Melissa and I were the first to arrive, and as siblings, nieces, nephews, and in-laws poured in, we hugged hello and got excited for the day to be underway.
The first time my previously-unnoticed queued-up tears fell was when my sister-in-law mentioned Dad’s funeral. Although the comment was just about someone who attended the mass, the word “funeral” did it. I felt a tear roll down the side of my face and I excused myself to the bathroom to have a little cry and compose myself.
The next time was when my mom walked in the door. It was strange to see her without him by her side. Usually we’d clear a path and help him to a seat, get him something to drink, and, throughout the day, all take turns spending time talking with him. Dad was very hard of hearing so it was impossible for him to participate in group conversations.
Because there’s so many of us, there were moments I’d forget he wasn’t there. Then reality would hit me. My heart would ache so I’d eat or drink something to try and bury the sadness or find a quiet corner to myself.
I got a few moments alone with my mom at the dessert table, and as her tears began to fall, she said “Nope, I promised your father this morning when I talked to him that I’d be strong for you kids.” I thought about what she said after I got home later that night. What if letting yourself cry is being strong? As someone who habitually stuffs down her emotions, I think the bravest thing someone can do is be vulnerable.

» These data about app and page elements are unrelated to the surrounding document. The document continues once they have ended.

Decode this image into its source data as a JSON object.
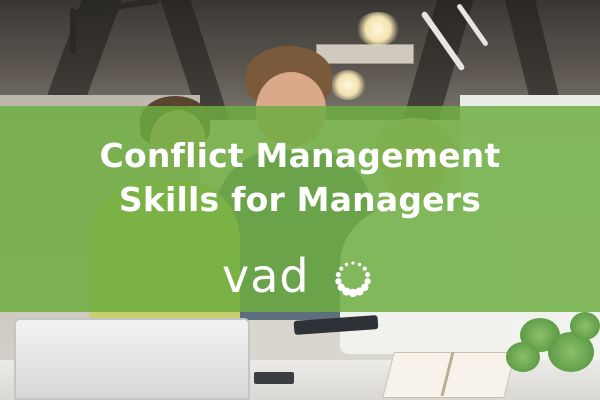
{
  "banner": {
    "title_line1": "Conflict Management",
    "title_line2": "Skills for Managers"
  },
  "brand": {
    "logo_text": "vad",
    "logo_mark": "vado-dotted-o"
  },
  "colors": {
    "band_green": "#6cad3f",
    "text": "#ffffff"
  }
}
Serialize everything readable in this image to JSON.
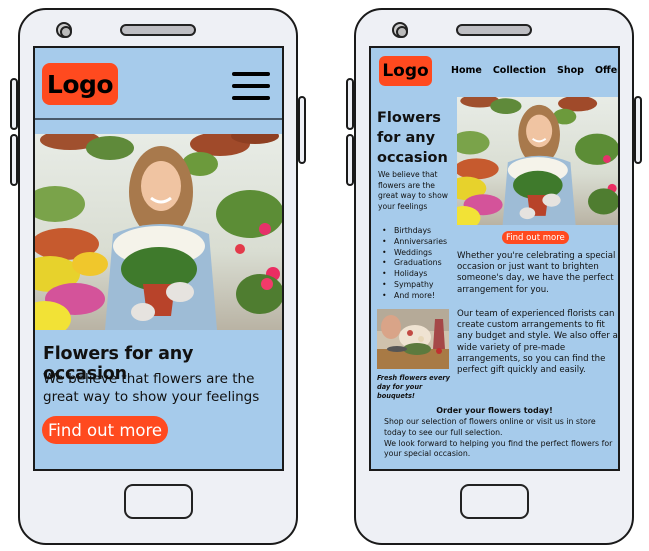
{
  "mobile_menu_layout": {
    "logo": "Logo",
    "menu_icon": "hamburger-menu-icon",
    "hero_image_alt": "Smiling woman holding a pot of white flowers in a greenhouse",
    "title": "Flowers for any occasion",
    "lead": "We believe that flowers are the great way to show your feelings",
    "cta": "Find out more"
  },
  "mobile_full_layout": {
    "logo": "Logo",
    "nav": [
      "Home",
      "Collection",
      "Shop",
      "Offers"
    ],
    "title": "Flowers for any occasion",
    "lead": "We believe that flowers are the great way to show your feelings",
    "occasions": [
      "Birthdays",
      "Anniversaries",
      "Weddings",
      "Graduations",
      "Holidays",
      "Sympathy",
      "And more!"
    ],
    "hero_image_alt": "Smiling woman holding a pot of white flowers in a greenhouse",
    "cta": "Find out more",
    "paragraph_1": "Whether you're celebrating a special occasion or just want to brighten someone's day, we have the perfect arrangement for you.",
    "florist_image_alt": "Florist arranging a bouquet",
    "caption": "Fresh flowers every day for your bouquets!",
    "paragraph_2": "Our team of experienced florists can create custom arrangements to fit any budget and style. We also offer a wide variety of pre-made arrangements, so you can find the perfect gift quickly and easily.",
    "order_title": "Order your flowers today!",
    "order_text_1": "Shop our selection of flowers online or visit us in store today to see our full selection.",
    "order_text_2": "We look forward to helping you find the perfect flowers for your special occasion."
  },
  "colors": {
    "screen_bg": "#a6cbeb",
    "accent": "#ff4a1f",
    "phone_body": "#eef0f5",
    "outline": "#1a1a1a"
  }
}
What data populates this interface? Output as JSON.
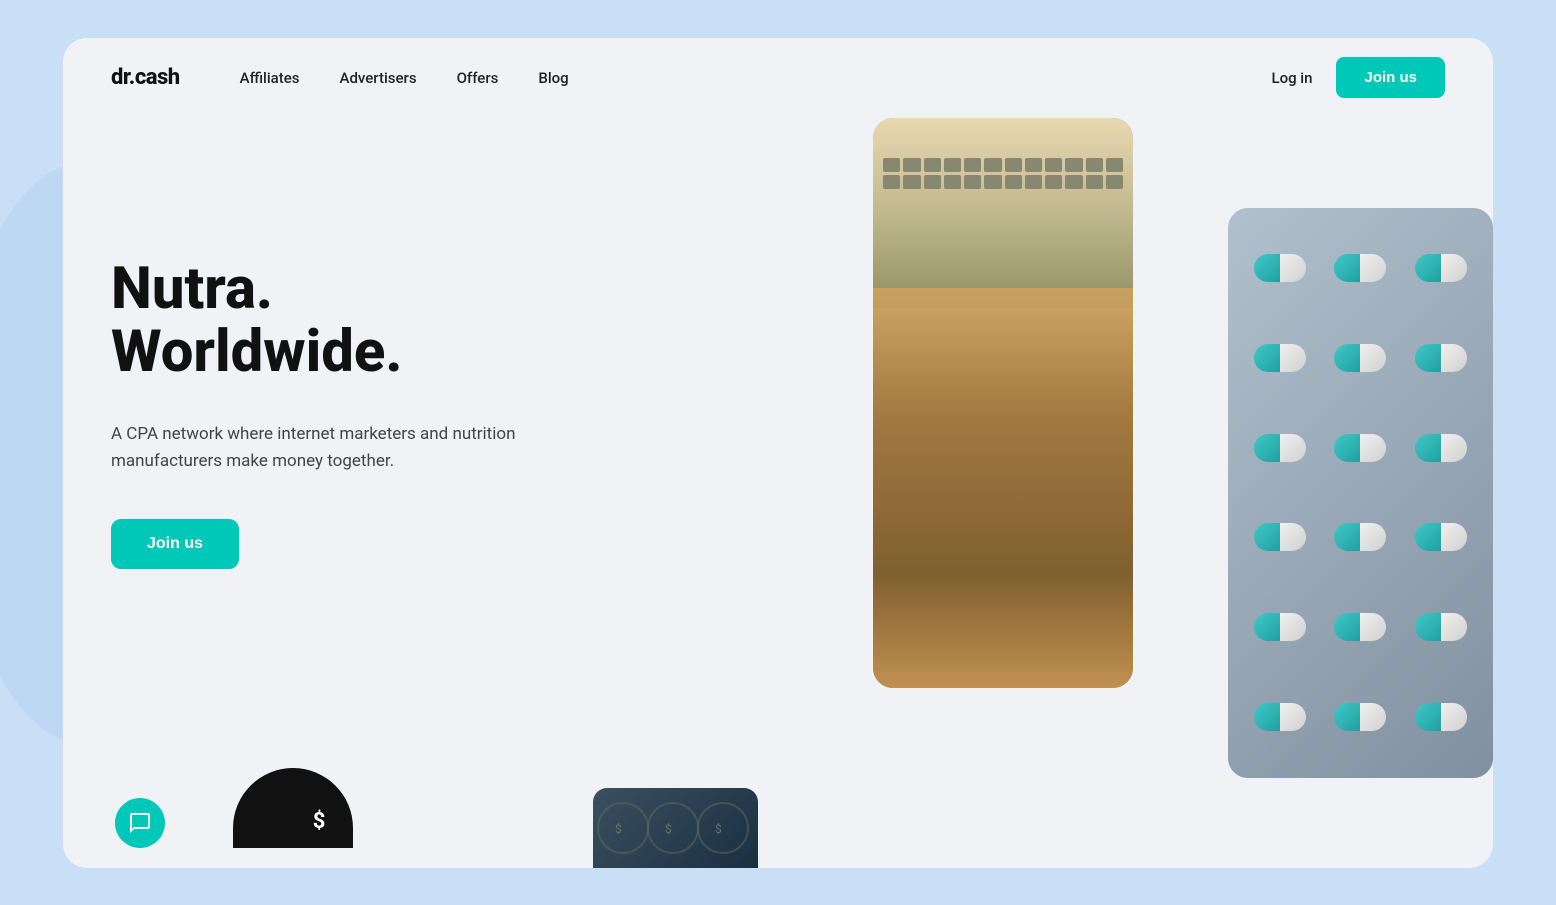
{
  "brand": {
    "logo": "dr.cash"
  },
  "navbar": {
    "links": [
      {
        "label": "Affiliates",
        "id": "affiliates"
      },
      {
        "label": "Advertisers",
        "id": "advertisers"
      },
      {
        "label": "Offers",
        "id": "offers"
      },
      {
        "label": "Blog",
        "id": "blog"
      }
    ],
    "login_label": "Log in",
    "join_label": "Join us"
  },
  "hero": {
    "title_line1": "Nutra.",
    "title_line2": "Worldwide.",
    "subtitle": "A CPA network where internet marketers and nutrition manufacturers make money together.",
    "cta_label": "Join us"
  },
  "colors": {
    "accent": "#00c8b8",
    "dark": "#111111",
    "body_bg": "#c8dff5",
    "card_bg": "#f0f2f5"
  }
}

I think of something Brené Brown shared from her years of research on vulnerability. She found that you cannot selectively numb emotion. When we numb sadness, we numb joy. We numb happiness. If you don’t allow yourself to fully feel one, you teach yourself to not fully feel the others.
Well I want to feel all the joy dammit, so next Saturday, when we all get together for my father’s birthday, I’m going to let myself be brave and feel and not worry if my tears might make someone else uncomfortable. I’m worth it and so is my dad.